((
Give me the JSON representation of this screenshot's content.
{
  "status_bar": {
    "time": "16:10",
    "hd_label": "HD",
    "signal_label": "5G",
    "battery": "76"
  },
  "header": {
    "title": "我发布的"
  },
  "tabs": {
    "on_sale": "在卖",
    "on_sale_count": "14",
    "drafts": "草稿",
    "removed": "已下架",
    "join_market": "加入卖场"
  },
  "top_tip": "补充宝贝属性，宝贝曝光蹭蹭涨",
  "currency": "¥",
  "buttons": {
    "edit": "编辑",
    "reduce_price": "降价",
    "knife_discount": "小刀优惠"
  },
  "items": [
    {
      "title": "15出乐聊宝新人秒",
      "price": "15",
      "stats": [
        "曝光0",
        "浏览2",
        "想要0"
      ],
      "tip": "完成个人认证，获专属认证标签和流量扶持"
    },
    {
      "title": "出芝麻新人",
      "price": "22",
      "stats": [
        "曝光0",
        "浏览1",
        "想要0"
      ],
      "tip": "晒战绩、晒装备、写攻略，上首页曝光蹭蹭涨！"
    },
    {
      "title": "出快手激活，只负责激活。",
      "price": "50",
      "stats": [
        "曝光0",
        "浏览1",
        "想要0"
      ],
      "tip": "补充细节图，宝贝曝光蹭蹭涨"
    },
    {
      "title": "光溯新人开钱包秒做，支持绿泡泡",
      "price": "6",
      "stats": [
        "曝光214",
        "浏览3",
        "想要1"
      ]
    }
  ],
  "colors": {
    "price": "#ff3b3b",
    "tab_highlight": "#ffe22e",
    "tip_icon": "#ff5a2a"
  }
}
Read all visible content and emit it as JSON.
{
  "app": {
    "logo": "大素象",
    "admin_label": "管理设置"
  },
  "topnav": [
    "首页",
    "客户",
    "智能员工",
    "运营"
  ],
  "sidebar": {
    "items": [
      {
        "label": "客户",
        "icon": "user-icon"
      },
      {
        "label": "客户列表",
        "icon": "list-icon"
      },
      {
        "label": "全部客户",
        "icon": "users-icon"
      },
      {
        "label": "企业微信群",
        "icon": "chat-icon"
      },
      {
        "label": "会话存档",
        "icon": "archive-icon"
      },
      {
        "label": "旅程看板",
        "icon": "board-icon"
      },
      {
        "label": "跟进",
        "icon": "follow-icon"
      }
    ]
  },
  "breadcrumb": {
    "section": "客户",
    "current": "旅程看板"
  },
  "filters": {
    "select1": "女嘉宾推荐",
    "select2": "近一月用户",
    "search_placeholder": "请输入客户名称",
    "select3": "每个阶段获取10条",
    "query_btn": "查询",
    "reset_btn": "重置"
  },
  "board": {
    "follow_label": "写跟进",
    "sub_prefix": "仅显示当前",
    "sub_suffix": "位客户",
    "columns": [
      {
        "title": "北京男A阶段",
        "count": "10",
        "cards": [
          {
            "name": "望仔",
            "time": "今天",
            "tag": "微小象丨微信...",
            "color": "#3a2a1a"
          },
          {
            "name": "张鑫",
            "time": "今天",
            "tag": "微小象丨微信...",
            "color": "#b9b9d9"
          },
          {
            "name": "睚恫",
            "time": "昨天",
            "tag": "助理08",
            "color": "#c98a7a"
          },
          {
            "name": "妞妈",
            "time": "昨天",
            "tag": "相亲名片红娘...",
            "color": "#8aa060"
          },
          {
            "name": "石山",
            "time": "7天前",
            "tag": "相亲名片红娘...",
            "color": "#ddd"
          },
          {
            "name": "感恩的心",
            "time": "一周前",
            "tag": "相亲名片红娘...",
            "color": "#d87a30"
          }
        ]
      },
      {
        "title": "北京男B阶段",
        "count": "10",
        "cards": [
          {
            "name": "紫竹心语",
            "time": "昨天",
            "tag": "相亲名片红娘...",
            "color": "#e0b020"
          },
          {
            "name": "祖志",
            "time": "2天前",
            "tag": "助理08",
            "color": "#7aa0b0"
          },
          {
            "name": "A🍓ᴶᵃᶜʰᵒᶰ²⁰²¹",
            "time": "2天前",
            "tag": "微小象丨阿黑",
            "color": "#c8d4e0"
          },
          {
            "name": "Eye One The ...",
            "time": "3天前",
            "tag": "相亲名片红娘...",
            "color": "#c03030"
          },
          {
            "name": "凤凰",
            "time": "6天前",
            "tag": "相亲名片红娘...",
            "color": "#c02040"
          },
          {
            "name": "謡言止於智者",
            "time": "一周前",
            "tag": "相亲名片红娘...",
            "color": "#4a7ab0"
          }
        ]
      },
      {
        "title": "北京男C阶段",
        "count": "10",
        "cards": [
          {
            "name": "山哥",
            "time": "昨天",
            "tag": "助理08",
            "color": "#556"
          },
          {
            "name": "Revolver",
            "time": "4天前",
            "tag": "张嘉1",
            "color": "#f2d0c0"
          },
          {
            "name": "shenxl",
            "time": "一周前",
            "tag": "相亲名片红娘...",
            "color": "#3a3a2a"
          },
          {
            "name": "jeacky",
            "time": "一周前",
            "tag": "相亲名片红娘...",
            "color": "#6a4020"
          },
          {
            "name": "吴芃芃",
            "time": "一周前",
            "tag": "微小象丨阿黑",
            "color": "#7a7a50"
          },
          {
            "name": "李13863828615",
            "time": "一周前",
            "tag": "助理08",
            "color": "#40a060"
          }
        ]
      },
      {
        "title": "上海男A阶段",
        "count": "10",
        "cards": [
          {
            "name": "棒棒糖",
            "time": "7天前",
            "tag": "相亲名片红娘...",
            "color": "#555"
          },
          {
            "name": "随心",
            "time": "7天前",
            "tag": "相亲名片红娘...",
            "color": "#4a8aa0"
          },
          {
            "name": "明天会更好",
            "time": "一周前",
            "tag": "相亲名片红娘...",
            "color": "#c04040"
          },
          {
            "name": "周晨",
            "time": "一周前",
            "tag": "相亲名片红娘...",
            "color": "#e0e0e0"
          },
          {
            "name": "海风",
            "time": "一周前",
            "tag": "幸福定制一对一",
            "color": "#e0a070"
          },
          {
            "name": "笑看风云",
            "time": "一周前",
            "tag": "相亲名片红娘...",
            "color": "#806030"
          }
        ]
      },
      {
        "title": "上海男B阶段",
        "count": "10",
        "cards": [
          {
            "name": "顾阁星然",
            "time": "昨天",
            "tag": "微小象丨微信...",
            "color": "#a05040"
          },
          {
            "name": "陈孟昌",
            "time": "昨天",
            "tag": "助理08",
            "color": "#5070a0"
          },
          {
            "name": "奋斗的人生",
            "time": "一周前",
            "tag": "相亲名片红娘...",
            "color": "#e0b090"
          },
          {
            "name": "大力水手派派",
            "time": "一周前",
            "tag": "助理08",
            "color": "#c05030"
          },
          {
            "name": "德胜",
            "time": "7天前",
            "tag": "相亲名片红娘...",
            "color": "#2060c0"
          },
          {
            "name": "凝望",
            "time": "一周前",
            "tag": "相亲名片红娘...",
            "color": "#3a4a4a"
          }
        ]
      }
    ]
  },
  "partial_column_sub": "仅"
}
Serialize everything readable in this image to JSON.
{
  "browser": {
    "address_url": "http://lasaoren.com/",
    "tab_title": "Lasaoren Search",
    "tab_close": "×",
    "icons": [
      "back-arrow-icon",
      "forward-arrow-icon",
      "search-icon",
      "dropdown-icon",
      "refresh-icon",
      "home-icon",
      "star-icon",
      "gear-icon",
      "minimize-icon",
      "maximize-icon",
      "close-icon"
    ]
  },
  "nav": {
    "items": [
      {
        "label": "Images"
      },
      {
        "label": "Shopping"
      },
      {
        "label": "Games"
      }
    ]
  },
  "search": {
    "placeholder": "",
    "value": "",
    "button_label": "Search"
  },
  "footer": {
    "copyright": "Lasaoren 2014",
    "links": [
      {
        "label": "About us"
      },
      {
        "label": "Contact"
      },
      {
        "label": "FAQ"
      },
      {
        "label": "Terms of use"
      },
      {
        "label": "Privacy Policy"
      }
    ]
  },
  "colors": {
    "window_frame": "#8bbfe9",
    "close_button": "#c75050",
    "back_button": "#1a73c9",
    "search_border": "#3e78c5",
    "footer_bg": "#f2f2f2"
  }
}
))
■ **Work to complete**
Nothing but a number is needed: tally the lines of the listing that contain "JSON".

■ **Answer to this task**
3